1. Choose your music and make sure that you have the legal right to copy it. Load the mp3 into iTunes.
2. Ctrl-click (right click) the file and select Get info.
3. Go to the options tab and look at the Start time and Stop time boxes. To work on an iPhone, your ringtone must be 30 seconds or less; so if the mp3 has a longer duration, set the start time at 0:00 and the stop time at 0:30. (If you want to use a section of the mp3 rather than just the beginning, use Audacity or Garageband to get the section you want to use and load that into iTunes.) Click OK.
4. Ctrl-click (right click) your newly-clipped file and select Convert to AAC. (If your menu item does not read Convert Selection to AAC but says Convert Selection to mp3 (or some other format), please go to iTunes > Preferences > Advanced > Importing and change the Import Using drop-down menu to AAC Encoder).
5. From your iTunes music folder, drag the AAC file to your desktop. Then go back to iTunes and delete the item from your iTunes library. N.B. This is essential: it won’t delete the file from your computer, just from iTunes. To find out why, read on.
6. Ctrl-click (right click) the file on your desktop and select Get info. Go to the Name and extension tab and change the extension from .m4a to .m4r. (Alternatively, you could just retype the name on the desktop file, but this is the fool-proof method.)
7. Now double-click on your newly renamed file, which will automatically bring it into the Ringtones section of iTunes. If you don’t see it in the menu, go to iTunes preferences and make sure that you have checked Show ringtones.
8. Sync your phone with iTunes (make sure you have sync ringtones selected) and go on your way rejoicing.
9. Remember to uncheck the start and stop times on your original mp3 file, or it will only ever play the first 30 seconds of the recording.
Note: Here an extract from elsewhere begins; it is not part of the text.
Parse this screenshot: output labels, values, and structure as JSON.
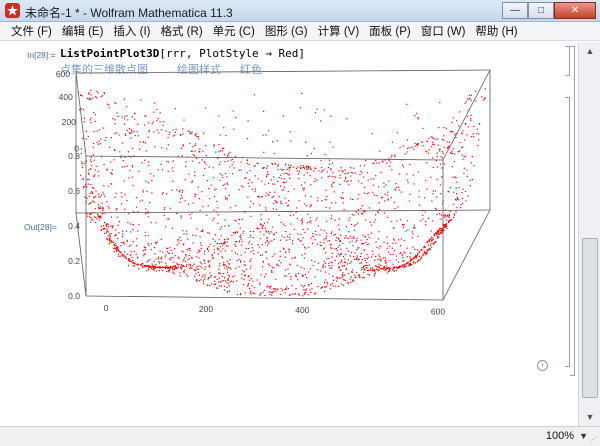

There is another method using just Garageband, but the above is fine for all DRM-free files.